To the Unconverted Reader

My Friend,—Although this book was written chiefly for the Lord's family, yet it may please the gracious Spirit to bless it to thine own soul. With this desire let me seriously entreat thee well to consider the condition thou art in. Thou art one who esteems not Jesus. This is a state, sad in itself by reason of thy loss of present delight in him; but how much more terrible if thou dost remember the eternal consequences of refusing Christ. He is thine only real hope, and yet thou rejected him. Thy salvation can only come through him, and yet thou dost wilfully remove thyself from him. A few more years will bring thee to the threshold of another world. It will go ill with thee if thou dost still "neglect this great salvation." Death will soon loosen thy girdle and break thy strength.

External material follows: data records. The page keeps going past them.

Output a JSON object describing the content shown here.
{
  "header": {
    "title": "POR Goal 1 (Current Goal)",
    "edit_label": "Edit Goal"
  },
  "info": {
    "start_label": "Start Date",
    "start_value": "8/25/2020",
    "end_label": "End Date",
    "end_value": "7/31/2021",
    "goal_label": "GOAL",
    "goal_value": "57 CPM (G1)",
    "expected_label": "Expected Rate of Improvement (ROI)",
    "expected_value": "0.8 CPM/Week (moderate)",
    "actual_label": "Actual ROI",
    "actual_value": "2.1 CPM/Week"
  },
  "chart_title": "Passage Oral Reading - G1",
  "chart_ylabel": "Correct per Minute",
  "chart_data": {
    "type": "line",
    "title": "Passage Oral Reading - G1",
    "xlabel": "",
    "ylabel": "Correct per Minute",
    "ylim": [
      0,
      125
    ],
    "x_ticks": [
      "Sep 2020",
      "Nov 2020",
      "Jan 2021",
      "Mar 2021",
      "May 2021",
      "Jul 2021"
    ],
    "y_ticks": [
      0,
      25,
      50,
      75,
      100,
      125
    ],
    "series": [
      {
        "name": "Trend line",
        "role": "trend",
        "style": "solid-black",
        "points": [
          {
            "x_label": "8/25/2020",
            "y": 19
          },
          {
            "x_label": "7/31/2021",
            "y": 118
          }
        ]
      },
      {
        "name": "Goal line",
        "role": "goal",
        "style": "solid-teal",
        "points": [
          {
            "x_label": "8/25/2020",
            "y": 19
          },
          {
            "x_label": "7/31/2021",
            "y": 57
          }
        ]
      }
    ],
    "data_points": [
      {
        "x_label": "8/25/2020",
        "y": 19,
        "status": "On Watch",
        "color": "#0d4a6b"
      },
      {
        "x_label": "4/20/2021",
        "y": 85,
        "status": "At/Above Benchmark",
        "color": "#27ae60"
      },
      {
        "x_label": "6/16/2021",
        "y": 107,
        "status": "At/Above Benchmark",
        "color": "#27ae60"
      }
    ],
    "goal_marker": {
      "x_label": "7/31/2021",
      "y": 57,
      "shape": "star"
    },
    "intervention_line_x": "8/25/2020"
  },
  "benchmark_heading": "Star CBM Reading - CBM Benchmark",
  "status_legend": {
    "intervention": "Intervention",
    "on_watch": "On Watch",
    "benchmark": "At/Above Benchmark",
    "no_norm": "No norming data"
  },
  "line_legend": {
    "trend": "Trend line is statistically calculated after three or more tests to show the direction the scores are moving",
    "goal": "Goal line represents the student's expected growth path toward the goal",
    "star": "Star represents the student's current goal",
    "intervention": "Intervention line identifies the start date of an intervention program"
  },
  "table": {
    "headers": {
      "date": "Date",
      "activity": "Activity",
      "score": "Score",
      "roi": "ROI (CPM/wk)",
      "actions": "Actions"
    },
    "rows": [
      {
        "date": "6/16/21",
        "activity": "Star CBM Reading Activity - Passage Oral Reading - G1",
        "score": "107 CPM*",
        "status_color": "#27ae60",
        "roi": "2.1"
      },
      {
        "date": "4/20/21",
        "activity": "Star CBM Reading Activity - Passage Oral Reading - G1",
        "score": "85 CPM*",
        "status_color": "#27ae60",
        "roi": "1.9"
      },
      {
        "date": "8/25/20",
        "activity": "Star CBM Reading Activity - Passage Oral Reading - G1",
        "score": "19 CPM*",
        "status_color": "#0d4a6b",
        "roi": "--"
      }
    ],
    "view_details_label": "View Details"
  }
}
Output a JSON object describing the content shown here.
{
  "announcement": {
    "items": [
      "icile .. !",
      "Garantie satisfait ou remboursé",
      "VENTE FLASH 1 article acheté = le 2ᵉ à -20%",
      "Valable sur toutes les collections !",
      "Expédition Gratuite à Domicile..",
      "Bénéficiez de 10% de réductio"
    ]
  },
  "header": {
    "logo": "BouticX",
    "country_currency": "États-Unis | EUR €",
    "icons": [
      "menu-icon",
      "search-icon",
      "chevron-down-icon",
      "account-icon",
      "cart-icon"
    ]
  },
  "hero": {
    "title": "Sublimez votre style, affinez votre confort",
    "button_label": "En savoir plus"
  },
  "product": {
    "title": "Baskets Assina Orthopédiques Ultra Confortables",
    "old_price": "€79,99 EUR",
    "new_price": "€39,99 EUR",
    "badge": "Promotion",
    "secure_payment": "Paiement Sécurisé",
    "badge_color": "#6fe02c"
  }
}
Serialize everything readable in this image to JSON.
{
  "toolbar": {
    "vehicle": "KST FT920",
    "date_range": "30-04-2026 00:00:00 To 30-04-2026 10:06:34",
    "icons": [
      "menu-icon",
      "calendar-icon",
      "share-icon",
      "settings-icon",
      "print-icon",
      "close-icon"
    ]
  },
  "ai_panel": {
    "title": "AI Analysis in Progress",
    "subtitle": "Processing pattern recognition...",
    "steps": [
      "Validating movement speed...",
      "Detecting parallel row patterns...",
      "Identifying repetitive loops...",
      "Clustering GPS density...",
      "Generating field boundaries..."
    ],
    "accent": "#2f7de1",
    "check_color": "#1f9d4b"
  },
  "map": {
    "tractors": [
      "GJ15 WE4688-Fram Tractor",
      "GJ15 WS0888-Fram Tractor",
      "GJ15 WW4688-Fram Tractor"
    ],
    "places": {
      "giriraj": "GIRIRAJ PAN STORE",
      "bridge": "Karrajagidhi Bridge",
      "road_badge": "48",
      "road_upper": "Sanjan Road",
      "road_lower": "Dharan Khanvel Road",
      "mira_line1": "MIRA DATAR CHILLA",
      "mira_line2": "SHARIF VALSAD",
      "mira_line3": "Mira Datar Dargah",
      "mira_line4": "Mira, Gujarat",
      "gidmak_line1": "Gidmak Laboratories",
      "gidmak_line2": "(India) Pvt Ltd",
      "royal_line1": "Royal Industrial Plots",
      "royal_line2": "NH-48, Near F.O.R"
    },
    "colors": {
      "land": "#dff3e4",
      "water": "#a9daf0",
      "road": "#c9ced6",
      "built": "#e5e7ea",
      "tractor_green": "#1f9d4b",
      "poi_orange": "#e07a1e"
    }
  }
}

What wilt thou do in the last hour of extremity without a Saviour? Judgment will follow on the heels of dissolution; and when the insulted Saviour sits upon the judgment-seat, how wilt thou face him? Wilt thou be able to bear the fury of his incensed majesty? As oil, the softest of substances, doth burn the most fiercely, so doth love when it is angered. I bid thee bethink thyself, how thou wilt endure his ire. The eyes which once flowed with tears shall flash lightnings on thee. The hands which were nailed to the cross of redemption shall seize the thunderbolts of vengeance, and the voice which once in melting tones said, "Come, ye weary," shall pronounce in thundering words the sentence, "Depart, ye cursed!"

Art thou so besotted as to venture on so hazardous a course as continued rebellion? Dost thou wish to lie down in torment, and make thy bed in hell?

O my brother-immortal! tarry here and ponder thy woeful estate; and may the Spirit now manifest to thee thy lost and helpless condition, that, so stripped of self, thou mayest seek my Master's righteousness. He says:—"I love them that love me, and they that seek me early shall find me."

—Saint and His Saviour, The